His Republican predecessor Bill Thomas of California was nationally known as a combustible conservative when he engineered the creation of a Medicare prescription drug benefit in 2003, while Democrat Charles B. Rangel of New York was a polarizing liberal force long before he took the lead pushing trade, tax and economic stimulus measures a decade ago.
Democrat Dan Rostenkowski of Illinois truly was a household name when 75,000 people responded to his nationally televised invitation to “write Rosty” with their hopes for what became the historic tax overhaul of 1986. And Arkansas Democrat Wilbur Mills was widely termed “the most powerful man in Washington” during his run as chairman, which included writing the bill creating Medicare and Medicaid.
Brady shares few of their personality traits. Bald and stocky, he presents as the physical antithesis of the congressional stereotype. He claimed the gavel at the House’s most influential policymaking committee despite a record of raising money for and donating to colleagues that’s modest by current House GOP leadership standards.
He’s not much of a presence on the fundraising circuit and spends plenty of weeknights in the Capitol Hill townhouse he shares with three House GOP colleagues: Steve Scalise of Louisiana, Erik Paulsen of Minnesota and John Shimkus of Illinois.
Rather than position himself as a political force of nature in his own right, his favored parlor trick among his colleagues is his impersonation of the fabled football coach Vince Lombardi. (“What do winners do?” he asks. “They do what losers won’t.”)
Brady is in the ideological mainstream of today’s rightward-leaning House Republicans. This year, he’s voted the way Trump wanted virtually without exception, and the bellwether conservative advocacy group Heritage Action said he’s voted the “right way” just as often as the average rating for all House Republicans.
He grew up in South Dakota, the second of five children. When he was 12, their father, a lawyer, was shot and killed in a Rapid City courtroom by the deranged spouse of his client. An outfielder on the University of South Dakota baseball team, he now plays second base in the annual Congressional Baseball Game. (He was the Republicans’ MVP in 2014.)
He left college one credit short of graduating, completing his degree only after his opponent in his first race for the Texas Legislature made an issue of it. The only other blemish on his record was pleading guilty to drunken driving in 2005 while attending his college’s homecoming.
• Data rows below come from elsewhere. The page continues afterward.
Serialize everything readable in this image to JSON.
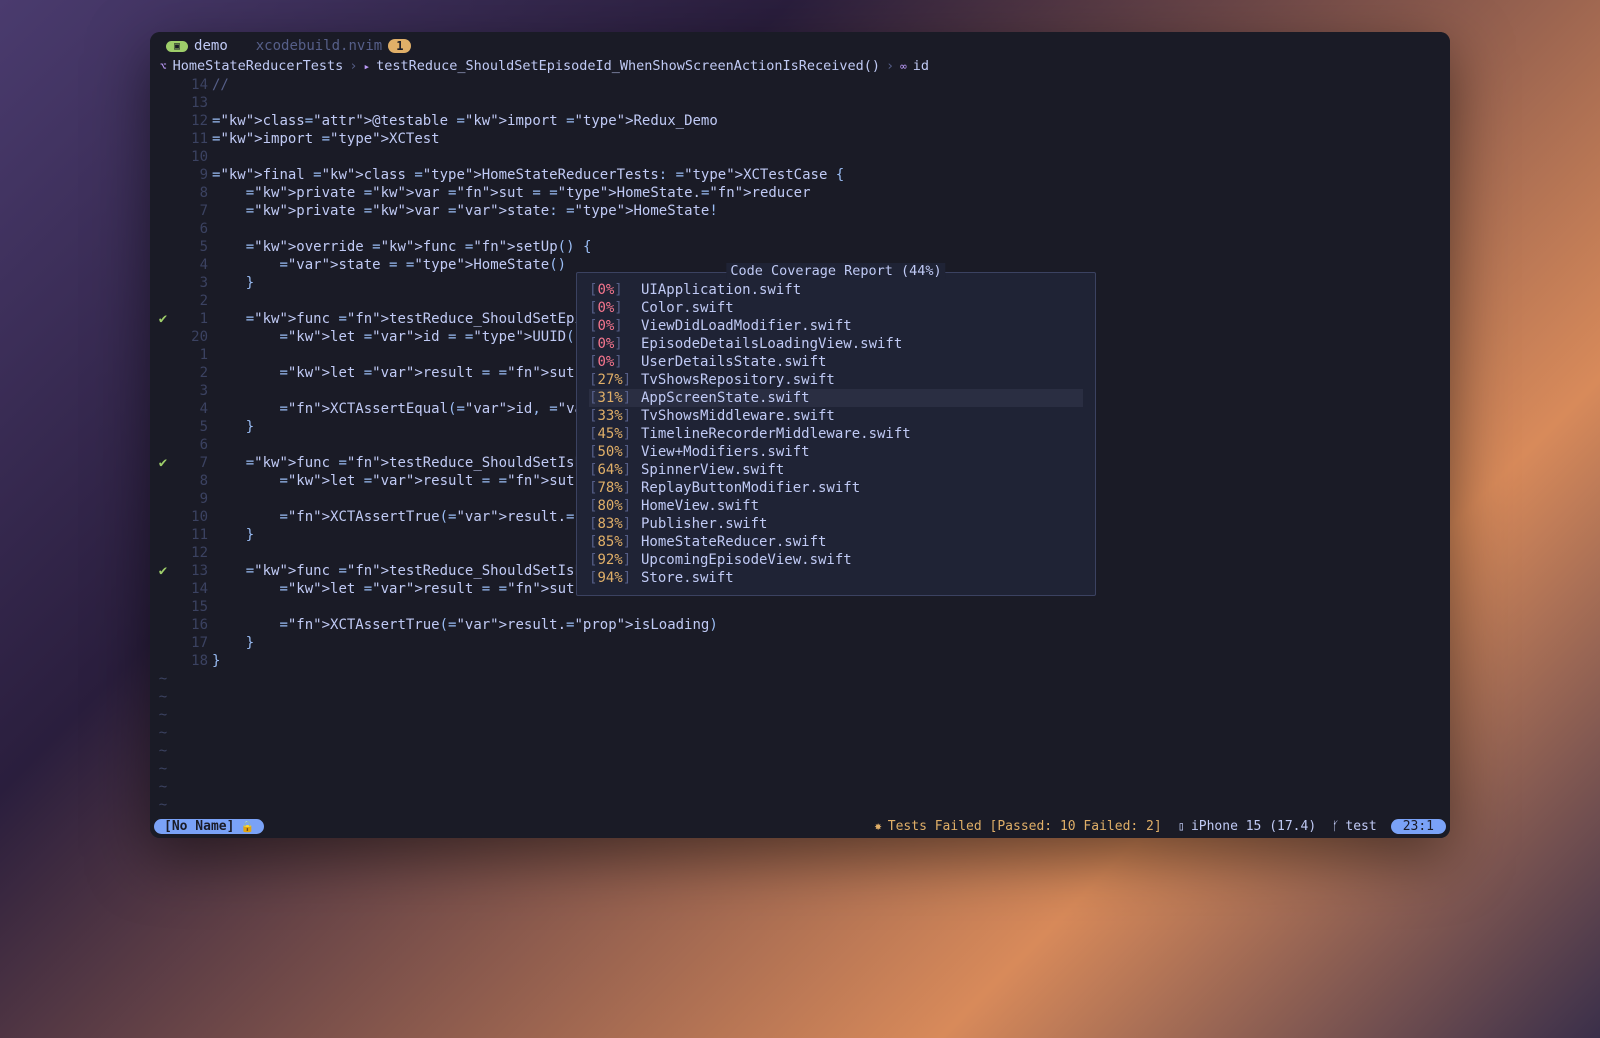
{
  "tabs": {
    "active_pill_icon": "▣",
    "active_pill_text": "",
    "active_label": "demo",
    "secondary_label": "xcodebuild.nvim",
    "secondary_badge": "1"
  },
  "breadcrumb": {
    "part1": "HomeStateReducerTests",
    "part2": "testReduce_ShouldSetEpisodeId_WhenShowScreenActionIsReceived()",
    "part3": "id"
  },
  "gutter_lines": [
    "14",
    "13",
    "12",
    "11",
    "10",
    "9",
    "8",
    "7",
    "6",
    "5",
    "4",
    "3",
    "2",
    "1",
    "20",
    "1",
    "2",
    "3",
    "4",
    "5",
    "6",
    "7",
    "8",
    "9",
    "10",
    "11",
    "12",
    "13",
    "14",
    "15",
    "16",
    "17",
    "18"
  ],
  "gutter_signs": [
    "",
    "",
    "",
    "",
    "",
    "",
    "",
    "",
    "",
    "",
    "",
    "",
    "",
    "✔",
    "",
    "",
    "",
    "",
    "",
    "",
    "",
    "✔",
    "",
    "",
    "",
    "",
    "",
    "✔",
    "",
    "",
    "",
    "",
    ""
  ],
  "code_lines": [
    {
      "raw": "//",
      "cls": "cmt"
    },
    {
      "raw": ""
    },
    {
      "raw": "@testable import Redux_Demo"
    },
    {
      "raw": "import XCTest"
    },
    {
      "raw": ""
    },
    {
      "raw": "final class HomeStateReducerTests: XCTestCase {"
    },
    {
      "raw": "    private var sut = HomeState.reducer"
    },
    {
      "raw": "    private var state: HomeState!"
    },
    {
      "raw": ""
    },
    {
      "raw": "    override func setUp() {"
    },
    {
      "raw": "        state = HomeState()"
    },
    {
      "raw": "    }"
    },
    {
      "raw": ""
    },
    {
      "raw": "    func testReduce_ShouldSetEpisodeId_When"
    },
    {
      "raw": "        let id = UUID()"
    },
    {
      "raw": ""
    },
    {
      "raw": "        let result = sut(state, ActiveScree"
    },
    {
      "raw": ""
    },
    {
      "raw": "        XCTAssertEqual(id, result.presented"
    },
    {
      "raw": "    }"
    },
    {
      "raw": ""
    },
    {
      "raw": "    func testReduce_ShouldSetIsLoadingTrue_"
    },
    {
      "raw": "        let result = sut(state, HomeStateAc"
    },
    {
      "raw": ""
    },
    {
      "raw": "        XCTAssertTrue(result.isLoading)"
    },
    {
      "raw": "    }"
    },
    {
      "raw": ""
    },
    {
      "raw": "    func testReduce_ShouldSetIsLoadingTrue_"
    },
    {
      "raw": "        let result = sut(state, HomeStateAc"
    },
    {
      "raw": ""
    },
    {
      "raw": "        XCTAssertTrue(result.isLoading)"
    },
    {
      "raw": "    }"
    },
    {
      "raw": "}"
    }
  ],
  "tildes": 8,
  "coverage": {
    "title": "Code Coverage Report (44%)",
    "selected_index": 6,
    "rows": [
      {
        "pct": "0%",
        "cls": "red",
        "file": "UIApplication.swift"
      },
      {
        "pct": "0%",
        "cls": "red",
        "file": "Color.swift"
      },
      {
        "pct": "0%",
        "cls": "red",
        "file": "ViewDidLoadModifier.swift"
      },
      {
        "pct": "0%",
        "cls": "red",
        "file": "EpisodeDetailsLoadingView.swift"
      },
      {
        "pct": "0%",
        "cls": "red",
        "file": "UserDetailsState.swift"
      },
      {
        "pct": "27%",
        "cls": "yel",
        "file": "TvShowsRepository.swift"
      },
      {
        "pct": "31%",
        "cls": "yel",
        "file": "AppScreenState.swift"
      },
      {
        "pct": "33%",
        "cls": "yel",
        "file": "TvShowsMiddleware.swift"
      },
      {
        "pct": "45%",
        "cls": "yel",
        "file": "TimelineRecorderMiddleware.swift"
      },
      {
        "pct": "50%",
        "cls": "yel",
        "file": "View+Modifiers.swift"
      },
      {
        "pct": "64%",
        "cls": "yel",
        "file": "SpinnerView.swift"
      },
      {
        "pct": "78%",
        "cls": "yel",
        "file": "ReplayButtonModifier.swift"
      },
      {
        "pct": "80%",
        "cls": "yel",
        "file": "HomeView.swift"
      },
      {
        "pct": "83%",
        "cls": "yel",
        "file": "Publisher.swift"
      },
      {
        "pct": "85%",
        "cls": "yel",
        "file": "HomeStateReducer.swift"
      },
      {
        "pct": "92%",
        "cls": "yel",
        "file": "UpcomingEpisodeView.swift"
      },
      {
        "pct": "94%",
        "cls": "yel",
        "file": "Store.swift"
      }
    ]
  },
  "statusbar": {
    "filename": "[No Name]",
    "tests": "Tests Failed [Passed: 10 Failed: 2]",
    "device": "iPhone 15 (17.4)",
    "branch": "test",
    "pos": "23:1"
  }
}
Brady’s initial career was running local Chamber of Commerce chapters. The first was in Rapid City, where he also won a city council seat in 1982, but resigned after three months for his first job in Texas. He won a seat in the state House eight years later. Six years after that, he bested a crowded field for an open seat in Congress, which he’s held with ease since.
Brady’s ideological creed was born of his Chamber of Commerce days — he’s out to give businesses “the freedom to buy, sell and compete with as little government interference as possible.”
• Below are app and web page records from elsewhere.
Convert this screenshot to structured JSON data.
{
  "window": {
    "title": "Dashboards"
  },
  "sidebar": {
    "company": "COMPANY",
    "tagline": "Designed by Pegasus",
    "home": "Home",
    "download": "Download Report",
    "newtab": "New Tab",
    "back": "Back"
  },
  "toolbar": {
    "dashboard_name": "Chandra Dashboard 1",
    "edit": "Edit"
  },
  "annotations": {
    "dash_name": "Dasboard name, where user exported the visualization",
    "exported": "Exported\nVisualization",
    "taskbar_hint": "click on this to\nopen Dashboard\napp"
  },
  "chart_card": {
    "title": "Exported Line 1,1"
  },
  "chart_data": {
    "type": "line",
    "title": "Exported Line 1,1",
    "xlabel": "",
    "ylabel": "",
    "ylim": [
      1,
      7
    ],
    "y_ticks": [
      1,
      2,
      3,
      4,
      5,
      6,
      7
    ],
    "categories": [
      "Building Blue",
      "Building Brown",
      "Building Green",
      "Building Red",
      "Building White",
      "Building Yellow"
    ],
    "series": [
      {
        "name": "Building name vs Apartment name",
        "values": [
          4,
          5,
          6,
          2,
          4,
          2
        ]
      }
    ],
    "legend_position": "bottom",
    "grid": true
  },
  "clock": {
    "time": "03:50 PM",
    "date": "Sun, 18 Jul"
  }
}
He often adds: “The old saying in Chamber of Commerce work: ‘If there’s bad news, you deliver it. If there’s good news, your business leaders deliver it.’ You are always helping push others, our business leaders, toward the spotlight.”
Of course, if the tax overhaul does become law, longstanding precedent will get magnified by the president’s own credit-claiming zeal, and the statute will surely be referred to as the Trump Tax Cut — with Brady’s name relegated to the small type reserved for supporting players.